→ **WORK ITEM**: Pick out the lines below with "Εισαγωγή" and list them.

→ **ENTRIES SUPPLIED**:
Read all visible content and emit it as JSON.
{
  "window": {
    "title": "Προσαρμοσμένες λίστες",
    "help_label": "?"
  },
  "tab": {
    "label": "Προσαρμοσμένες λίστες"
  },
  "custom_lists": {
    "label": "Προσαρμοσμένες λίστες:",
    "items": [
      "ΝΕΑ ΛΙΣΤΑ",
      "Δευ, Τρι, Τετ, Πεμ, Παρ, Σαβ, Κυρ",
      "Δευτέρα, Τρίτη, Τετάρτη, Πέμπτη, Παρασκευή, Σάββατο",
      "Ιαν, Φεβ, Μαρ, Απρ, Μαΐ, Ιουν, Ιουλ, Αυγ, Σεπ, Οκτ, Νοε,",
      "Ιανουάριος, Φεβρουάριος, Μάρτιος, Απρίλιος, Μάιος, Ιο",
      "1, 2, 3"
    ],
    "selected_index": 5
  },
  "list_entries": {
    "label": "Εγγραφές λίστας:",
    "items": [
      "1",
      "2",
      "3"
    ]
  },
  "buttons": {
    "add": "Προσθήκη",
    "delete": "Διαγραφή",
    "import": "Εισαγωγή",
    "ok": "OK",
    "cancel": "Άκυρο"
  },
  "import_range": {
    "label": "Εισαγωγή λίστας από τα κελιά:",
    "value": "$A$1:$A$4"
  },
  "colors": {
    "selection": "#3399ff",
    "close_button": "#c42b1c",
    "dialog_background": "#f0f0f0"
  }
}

→ **OUTPUT FOR THIS EXERCISE**:
    "import": "Εισαγωγή",
    "label": "Εισαγωγή λίστας από τα κελιά:",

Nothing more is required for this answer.